Figures for October show a +26.4% increase in registrations to 134,344, with a 47.4% increase in fleet registrations to more than 67,900 vehicles. Private sales were up 7.4% to more than 58,400.
Responding to the figures, Karen Johnson, head of retail and wholesale at Barclays Corporate Banking said: “Last month’s registration figures are better than expected amidst the current economic churn, as the fulfilment of previous order books and continued demand for new vehicles boosted car dealers in October. Although UK production figures have fallen in recent months, consumers are clearly lapping up what is available.”
However, year-to-date deliveries show a market down -5.6% on the same period last year and a third below pre-Covid, putting the UK on course for its toughest year since 1982, according to the SMMT.
Richard Peberdy, UK head of automotive, at professional services firm KPMG, said: “UK automotive manufacturing remains in a perilous state, with businesses worrying about high and sustained inflation in energy, material and logistics costs. All this from a baseline of throttled supply chains in key components, and of course the costs and disruption of the Covid years.”
More positively, however, overall market recovery is expected to continue through 2023, with an outlook of 1.8m.
Electric vehicle (EV) registrations are going to be part of that recovery, given the strong figures for October. Battery electric vehicle (BEV) registrations increased by 23.4% to more than 19,900 and plug-in hybrids (Phevs) by 6.2% to 8,900. However, the SMMT recorded that BEV uptake grew by less than the overall market for the first time since the pandemic and market share fell in October because of supply chain shortages of critical parts.
“Next year’s outlook shows recovery is possible and EV growth looks set to continue but, to achieve our shared net-zero goals, that growth must accelerate and consumers given every reason to invest,” said Hawes.
That in turn relies on enough economic stability to convince buyers they can invest in a more expensive EV and the confidence that an adequate charging infrastructure is in place to overcome the ‘charge anxiety’ concerning them.
The SMMT warned that stretched infrastructure and the cost-of-living crisis had the potential to undermine future uptake.
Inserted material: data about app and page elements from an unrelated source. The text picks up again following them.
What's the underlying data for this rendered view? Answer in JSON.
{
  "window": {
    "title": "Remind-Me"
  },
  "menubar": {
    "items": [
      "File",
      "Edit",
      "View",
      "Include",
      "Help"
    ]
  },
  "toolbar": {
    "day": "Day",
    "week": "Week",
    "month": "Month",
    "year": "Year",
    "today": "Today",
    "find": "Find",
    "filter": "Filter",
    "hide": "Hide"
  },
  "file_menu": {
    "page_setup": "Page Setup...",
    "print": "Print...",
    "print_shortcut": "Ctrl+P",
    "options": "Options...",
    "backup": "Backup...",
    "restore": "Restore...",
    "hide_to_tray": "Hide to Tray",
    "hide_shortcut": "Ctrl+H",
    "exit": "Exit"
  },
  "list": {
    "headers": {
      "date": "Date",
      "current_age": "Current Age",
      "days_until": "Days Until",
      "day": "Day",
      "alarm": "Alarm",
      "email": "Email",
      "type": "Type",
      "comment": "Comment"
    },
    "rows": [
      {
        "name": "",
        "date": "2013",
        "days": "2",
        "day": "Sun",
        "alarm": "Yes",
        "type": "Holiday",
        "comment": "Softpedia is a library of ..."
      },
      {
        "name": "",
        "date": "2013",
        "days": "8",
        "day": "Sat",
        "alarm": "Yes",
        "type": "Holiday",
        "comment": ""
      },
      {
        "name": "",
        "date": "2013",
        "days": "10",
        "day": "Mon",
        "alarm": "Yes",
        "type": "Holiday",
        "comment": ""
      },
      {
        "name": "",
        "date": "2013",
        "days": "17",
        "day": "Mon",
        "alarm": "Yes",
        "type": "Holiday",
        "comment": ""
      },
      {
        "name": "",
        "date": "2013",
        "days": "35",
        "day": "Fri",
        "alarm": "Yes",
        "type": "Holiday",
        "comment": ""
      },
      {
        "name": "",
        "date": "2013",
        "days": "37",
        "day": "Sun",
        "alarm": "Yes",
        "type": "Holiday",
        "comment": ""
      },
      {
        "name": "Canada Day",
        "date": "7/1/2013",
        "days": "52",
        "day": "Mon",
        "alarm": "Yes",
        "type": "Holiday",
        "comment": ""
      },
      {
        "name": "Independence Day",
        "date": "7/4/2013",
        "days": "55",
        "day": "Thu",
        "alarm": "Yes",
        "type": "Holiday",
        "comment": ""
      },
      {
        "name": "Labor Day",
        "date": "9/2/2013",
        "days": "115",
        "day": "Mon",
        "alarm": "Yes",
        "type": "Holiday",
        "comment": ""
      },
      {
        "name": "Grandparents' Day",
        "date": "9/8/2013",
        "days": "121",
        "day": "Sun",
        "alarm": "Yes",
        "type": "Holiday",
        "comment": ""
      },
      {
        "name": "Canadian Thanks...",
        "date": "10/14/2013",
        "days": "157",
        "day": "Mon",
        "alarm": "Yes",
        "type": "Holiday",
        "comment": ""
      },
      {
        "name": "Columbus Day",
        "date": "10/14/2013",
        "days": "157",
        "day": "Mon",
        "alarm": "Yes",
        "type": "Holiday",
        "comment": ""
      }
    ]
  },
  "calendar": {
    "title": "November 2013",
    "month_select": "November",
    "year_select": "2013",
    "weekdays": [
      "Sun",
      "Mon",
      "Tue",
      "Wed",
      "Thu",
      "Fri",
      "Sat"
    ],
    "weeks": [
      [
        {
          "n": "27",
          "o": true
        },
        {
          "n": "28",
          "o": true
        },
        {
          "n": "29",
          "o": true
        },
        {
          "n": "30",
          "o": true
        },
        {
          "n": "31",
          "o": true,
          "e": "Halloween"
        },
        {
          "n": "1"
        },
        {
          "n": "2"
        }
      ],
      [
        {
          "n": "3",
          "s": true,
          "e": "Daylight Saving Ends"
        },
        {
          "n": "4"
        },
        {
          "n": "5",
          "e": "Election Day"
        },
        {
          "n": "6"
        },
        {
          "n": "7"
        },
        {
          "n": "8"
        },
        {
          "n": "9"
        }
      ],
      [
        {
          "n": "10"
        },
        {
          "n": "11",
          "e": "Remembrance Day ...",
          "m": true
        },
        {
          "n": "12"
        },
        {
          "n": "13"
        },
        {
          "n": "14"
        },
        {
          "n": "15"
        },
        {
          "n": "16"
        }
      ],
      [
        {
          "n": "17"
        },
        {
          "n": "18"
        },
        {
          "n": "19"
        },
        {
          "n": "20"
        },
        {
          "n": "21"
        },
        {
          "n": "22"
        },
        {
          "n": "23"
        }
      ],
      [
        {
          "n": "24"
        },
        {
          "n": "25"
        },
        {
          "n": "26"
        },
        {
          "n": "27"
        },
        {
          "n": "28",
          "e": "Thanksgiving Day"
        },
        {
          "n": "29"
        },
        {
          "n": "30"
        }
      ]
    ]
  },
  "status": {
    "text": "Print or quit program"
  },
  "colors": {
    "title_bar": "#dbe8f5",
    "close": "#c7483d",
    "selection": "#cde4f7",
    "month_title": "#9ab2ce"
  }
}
It was up to the UK government’s Autumn Statement, set for 17 November, to stimulate demand and deliver both economic growth and sustainable progress.